# WHAT TO DO
Going through the data below, please show each line containing the string "JSON".

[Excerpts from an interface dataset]
• • •
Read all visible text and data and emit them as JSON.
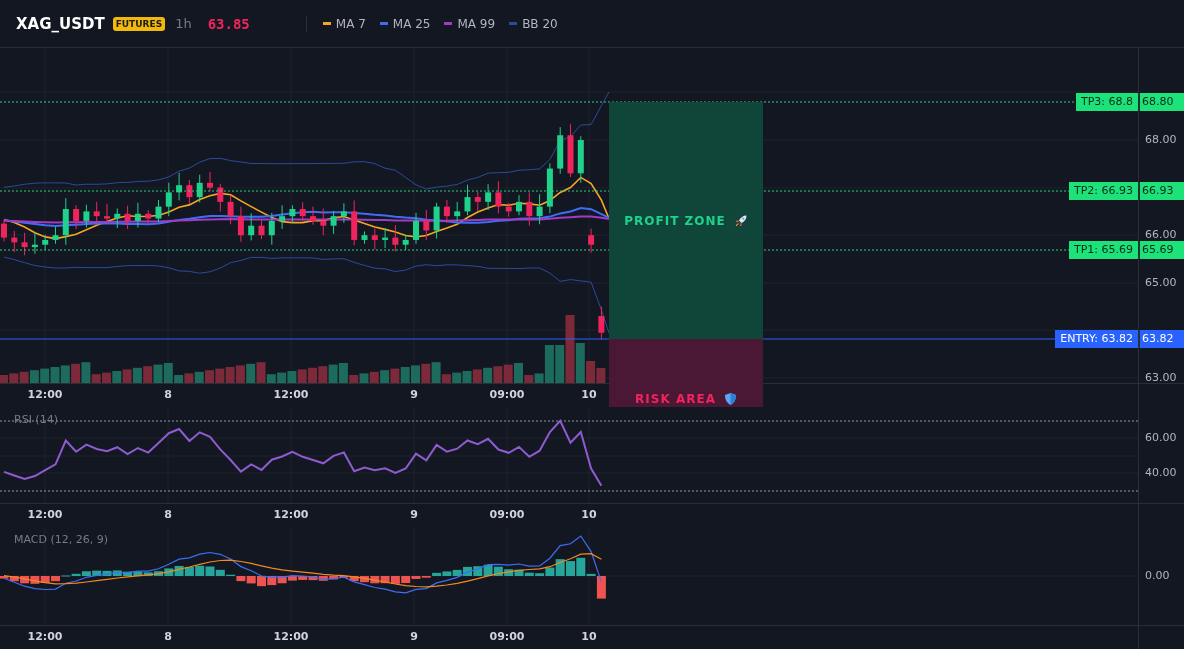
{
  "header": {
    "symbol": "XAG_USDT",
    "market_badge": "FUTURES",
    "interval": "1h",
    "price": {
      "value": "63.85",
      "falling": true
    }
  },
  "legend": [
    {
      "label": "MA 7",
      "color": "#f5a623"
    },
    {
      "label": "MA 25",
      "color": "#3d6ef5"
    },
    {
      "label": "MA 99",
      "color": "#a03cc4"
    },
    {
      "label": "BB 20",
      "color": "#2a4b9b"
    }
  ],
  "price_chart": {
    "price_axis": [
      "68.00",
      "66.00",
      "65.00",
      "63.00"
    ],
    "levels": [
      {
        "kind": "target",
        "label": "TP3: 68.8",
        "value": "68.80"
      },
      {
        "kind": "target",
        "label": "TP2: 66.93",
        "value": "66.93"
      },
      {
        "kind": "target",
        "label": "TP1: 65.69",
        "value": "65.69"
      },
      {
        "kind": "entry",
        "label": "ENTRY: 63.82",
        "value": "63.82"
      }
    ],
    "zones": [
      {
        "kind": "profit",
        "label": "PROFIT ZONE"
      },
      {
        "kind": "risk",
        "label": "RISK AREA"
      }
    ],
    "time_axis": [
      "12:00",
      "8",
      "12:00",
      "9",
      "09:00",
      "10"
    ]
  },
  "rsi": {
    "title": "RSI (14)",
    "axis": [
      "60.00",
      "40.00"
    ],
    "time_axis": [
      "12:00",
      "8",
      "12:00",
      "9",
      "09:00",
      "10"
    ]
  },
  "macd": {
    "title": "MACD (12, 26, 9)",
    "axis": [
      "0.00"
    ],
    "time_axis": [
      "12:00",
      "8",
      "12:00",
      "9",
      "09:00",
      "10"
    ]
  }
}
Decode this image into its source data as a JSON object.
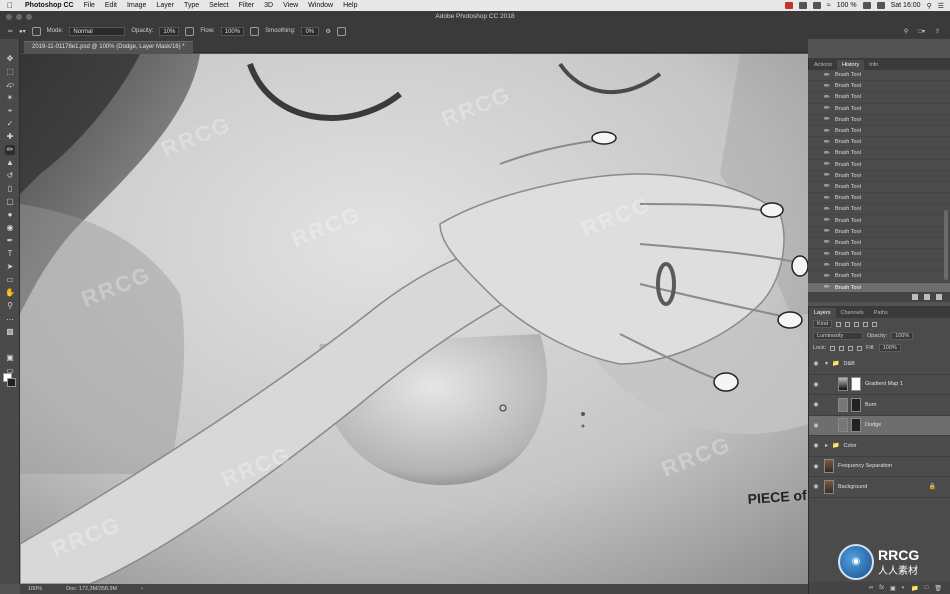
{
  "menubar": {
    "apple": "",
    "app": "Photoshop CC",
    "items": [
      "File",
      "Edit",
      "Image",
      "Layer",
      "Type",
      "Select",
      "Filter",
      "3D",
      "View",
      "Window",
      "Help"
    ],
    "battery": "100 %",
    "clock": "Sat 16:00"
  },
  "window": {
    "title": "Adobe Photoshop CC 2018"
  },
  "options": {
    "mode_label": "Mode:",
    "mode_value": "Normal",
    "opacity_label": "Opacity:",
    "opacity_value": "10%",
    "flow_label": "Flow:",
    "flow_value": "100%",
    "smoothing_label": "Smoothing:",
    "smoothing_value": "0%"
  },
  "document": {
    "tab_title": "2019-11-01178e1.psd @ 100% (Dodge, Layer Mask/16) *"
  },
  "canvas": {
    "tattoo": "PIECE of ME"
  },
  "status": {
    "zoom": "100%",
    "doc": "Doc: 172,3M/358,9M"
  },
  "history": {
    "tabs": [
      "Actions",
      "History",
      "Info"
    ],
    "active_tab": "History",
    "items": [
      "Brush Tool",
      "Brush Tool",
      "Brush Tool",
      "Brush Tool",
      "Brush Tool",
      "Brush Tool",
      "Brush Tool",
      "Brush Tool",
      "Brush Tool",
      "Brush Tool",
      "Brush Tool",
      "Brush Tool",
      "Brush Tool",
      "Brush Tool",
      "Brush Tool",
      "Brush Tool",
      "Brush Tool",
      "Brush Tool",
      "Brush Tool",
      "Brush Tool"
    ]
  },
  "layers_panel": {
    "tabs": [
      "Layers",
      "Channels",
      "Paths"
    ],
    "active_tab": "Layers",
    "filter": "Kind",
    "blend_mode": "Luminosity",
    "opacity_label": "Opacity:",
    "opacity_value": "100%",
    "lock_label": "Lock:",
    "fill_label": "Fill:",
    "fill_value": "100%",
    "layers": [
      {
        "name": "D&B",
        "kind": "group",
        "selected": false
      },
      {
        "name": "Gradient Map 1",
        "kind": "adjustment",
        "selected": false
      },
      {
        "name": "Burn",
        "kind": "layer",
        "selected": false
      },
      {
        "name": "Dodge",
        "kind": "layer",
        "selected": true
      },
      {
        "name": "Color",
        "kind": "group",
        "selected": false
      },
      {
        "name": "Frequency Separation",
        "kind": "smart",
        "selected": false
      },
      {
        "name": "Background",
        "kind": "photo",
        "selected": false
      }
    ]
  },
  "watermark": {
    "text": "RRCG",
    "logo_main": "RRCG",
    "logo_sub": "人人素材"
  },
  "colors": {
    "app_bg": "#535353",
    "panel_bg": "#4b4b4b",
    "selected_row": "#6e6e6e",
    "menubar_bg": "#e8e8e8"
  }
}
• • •
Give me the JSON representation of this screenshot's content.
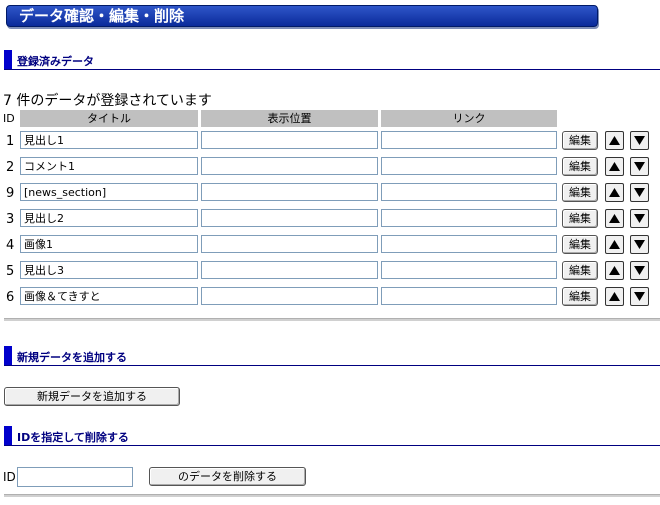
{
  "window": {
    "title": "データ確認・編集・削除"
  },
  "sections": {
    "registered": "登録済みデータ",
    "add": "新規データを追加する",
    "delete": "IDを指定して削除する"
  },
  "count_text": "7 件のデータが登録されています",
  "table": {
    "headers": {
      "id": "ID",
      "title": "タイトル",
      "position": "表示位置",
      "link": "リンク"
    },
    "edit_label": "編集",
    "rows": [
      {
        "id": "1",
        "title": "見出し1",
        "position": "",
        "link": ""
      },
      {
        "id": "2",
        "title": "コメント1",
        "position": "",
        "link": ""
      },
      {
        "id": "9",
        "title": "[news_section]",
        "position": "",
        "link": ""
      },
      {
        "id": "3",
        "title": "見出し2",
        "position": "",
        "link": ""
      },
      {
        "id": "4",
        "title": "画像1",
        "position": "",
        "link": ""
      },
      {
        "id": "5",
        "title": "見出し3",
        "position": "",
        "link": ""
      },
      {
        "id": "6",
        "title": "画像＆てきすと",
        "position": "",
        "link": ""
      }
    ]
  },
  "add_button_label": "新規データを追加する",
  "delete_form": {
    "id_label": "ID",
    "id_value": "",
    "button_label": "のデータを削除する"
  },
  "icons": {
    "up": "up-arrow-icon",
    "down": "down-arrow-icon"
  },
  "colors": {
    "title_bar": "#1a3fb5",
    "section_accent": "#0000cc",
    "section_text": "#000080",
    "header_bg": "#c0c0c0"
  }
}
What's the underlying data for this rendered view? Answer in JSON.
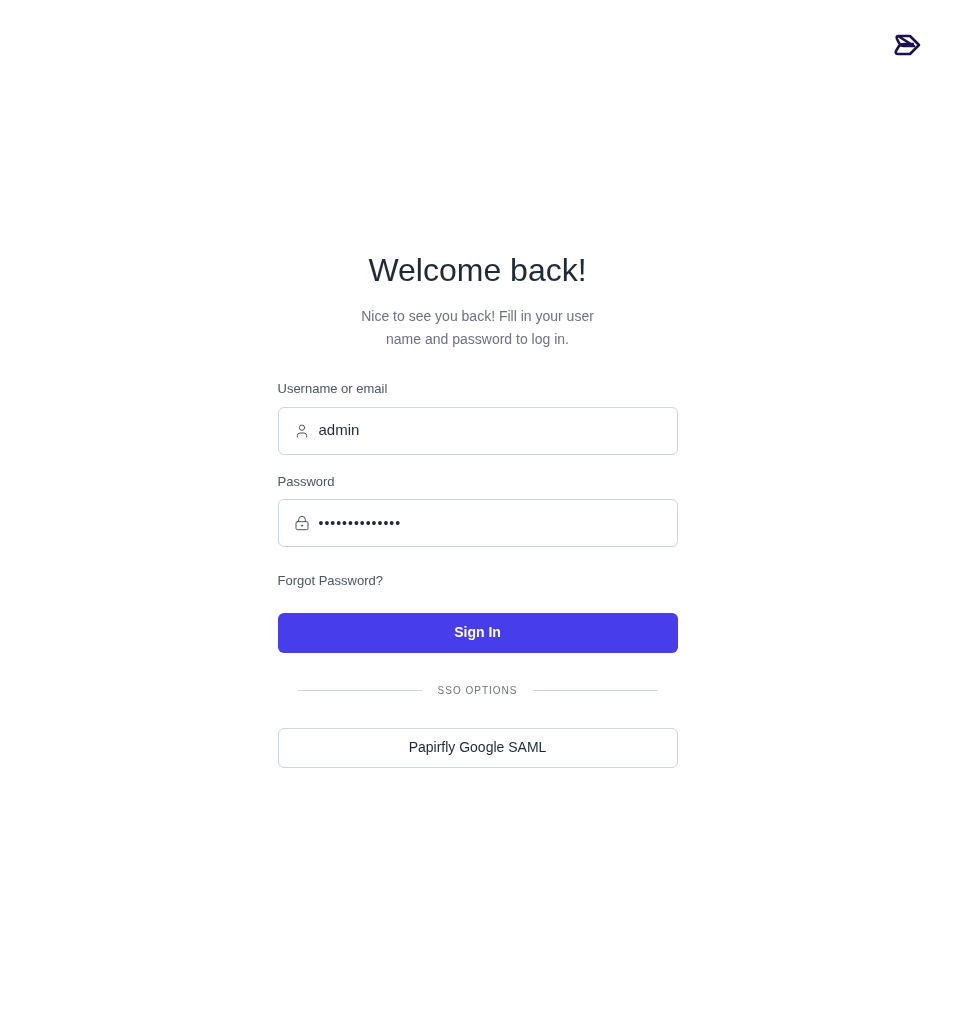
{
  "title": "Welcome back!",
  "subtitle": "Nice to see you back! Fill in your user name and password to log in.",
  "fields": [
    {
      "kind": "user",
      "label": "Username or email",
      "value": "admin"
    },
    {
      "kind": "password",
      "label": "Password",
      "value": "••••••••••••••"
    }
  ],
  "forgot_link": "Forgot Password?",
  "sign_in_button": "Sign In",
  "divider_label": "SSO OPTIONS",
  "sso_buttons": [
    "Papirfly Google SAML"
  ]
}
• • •
# ANSWER BOX
Read all visible text and data and emit them as JSON.
Decode this image into its source data as a JSON object.
Give me the JSON representation of this screenshot's content.
What's the underlying data for this rendered view? Answer in JSON.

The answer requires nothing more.